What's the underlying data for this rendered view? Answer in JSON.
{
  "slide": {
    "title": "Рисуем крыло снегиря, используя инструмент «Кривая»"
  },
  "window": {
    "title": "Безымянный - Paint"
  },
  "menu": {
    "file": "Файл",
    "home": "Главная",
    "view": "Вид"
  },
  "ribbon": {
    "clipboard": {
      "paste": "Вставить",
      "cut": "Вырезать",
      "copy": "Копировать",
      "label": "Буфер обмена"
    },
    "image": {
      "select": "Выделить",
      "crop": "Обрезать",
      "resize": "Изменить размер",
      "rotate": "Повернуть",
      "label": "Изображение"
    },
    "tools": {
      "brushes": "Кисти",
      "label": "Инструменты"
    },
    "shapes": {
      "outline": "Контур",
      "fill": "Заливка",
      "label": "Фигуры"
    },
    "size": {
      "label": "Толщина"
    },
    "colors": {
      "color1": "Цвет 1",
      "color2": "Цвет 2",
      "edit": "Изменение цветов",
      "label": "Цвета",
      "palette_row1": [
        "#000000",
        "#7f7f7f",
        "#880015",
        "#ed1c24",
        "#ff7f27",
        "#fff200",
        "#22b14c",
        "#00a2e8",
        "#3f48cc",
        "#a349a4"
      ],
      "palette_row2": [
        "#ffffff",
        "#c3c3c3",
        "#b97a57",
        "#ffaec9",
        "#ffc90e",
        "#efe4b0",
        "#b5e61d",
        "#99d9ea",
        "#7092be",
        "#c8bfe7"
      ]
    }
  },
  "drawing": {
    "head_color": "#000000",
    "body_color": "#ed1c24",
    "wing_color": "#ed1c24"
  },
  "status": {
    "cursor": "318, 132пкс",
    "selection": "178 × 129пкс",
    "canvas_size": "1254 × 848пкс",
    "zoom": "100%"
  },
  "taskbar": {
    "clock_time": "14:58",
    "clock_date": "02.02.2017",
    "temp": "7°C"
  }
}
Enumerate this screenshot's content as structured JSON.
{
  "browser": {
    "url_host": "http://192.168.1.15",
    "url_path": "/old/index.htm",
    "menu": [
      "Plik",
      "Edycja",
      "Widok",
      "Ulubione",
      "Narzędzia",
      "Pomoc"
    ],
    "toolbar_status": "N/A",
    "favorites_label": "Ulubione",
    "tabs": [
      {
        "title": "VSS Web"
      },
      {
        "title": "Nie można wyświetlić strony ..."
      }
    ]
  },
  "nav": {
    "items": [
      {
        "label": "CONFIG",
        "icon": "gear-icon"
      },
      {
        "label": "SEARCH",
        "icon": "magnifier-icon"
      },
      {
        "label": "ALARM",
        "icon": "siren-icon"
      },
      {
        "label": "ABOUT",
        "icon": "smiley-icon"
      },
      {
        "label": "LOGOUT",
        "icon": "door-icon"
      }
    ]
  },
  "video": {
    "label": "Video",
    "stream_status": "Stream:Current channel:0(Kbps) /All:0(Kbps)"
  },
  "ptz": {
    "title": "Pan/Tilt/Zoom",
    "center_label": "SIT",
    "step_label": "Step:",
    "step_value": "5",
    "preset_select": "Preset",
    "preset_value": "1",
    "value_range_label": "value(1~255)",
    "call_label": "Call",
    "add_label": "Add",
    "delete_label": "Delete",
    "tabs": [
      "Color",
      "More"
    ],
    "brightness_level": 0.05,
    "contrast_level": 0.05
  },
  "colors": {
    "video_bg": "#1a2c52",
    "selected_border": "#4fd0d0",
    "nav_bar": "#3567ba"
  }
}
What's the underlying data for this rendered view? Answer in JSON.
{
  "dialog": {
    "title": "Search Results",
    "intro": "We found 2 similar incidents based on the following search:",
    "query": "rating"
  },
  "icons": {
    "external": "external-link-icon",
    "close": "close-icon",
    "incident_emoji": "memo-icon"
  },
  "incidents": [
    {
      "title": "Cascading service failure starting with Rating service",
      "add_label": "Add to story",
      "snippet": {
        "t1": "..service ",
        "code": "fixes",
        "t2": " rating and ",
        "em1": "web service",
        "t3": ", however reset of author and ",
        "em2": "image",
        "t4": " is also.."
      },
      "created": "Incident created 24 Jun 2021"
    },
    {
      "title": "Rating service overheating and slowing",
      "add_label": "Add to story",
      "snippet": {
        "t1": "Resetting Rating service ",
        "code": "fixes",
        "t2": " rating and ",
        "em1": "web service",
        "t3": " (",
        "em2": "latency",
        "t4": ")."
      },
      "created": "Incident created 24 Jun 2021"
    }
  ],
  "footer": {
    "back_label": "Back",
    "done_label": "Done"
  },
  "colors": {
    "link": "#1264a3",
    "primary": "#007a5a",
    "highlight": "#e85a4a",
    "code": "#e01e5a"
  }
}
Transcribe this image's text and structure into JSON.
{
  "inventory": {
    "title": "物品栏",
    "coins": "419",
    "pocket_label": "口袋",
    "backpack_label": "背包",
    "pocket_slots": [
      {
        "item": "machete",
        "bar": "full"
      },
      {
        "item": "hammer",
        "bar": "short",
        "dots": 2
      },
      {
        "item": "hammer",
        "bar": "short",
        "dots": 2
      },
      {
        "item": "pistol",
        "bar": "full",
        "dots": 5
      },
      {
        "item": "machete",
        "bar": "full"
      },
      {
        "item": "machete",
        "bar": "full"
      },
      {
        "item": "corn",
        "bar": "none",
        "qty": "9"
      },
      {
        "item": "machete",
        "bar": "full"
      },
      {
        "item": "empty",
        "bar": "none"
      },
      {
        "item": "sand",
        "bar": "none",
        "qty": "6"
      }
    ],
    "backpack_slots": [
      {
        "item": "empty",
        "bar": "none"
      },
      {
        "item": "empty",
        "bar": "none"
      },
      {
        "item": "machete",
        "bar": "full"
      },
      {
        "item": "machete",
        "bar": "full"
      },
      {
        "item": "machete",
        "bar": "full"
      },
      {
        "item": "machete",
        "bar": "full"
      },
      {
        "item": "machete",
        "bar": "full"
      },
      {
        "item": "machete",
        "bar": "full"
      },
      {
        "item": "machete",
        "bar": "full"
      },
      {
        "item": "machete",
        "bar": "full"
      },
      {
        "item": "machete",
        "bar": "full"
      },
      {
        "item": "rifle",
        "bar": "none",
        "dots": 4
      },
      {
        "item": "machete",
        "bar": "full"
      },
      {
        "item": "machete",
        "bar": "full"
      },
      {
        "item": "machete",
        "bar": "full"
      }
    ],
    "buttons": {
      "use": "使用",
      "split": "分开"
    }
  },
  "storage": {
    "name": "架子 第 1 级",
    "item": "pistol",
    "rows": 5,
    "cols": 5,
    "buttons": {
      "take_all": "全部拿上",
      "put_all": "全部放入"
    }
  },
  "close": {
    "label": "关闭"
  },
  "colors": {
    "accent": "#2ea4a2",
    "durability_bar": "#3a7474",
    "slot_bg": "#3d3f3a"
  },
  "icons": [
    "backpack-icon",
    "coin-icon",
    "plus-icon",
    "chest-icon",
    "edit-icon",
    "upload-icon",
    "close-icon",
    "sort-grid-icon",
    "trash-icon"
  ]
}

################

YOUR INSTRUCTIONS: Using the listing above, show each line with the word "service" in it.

ANSWER BELOW:
      "title": "Cascading service failure starting with Rating service",
        "t1": "..service ",
        "em1": "web service",
      "title": "Rating service overheating and slowing",
        "t1": "Resetting Rating service ",
        "em1": "web service",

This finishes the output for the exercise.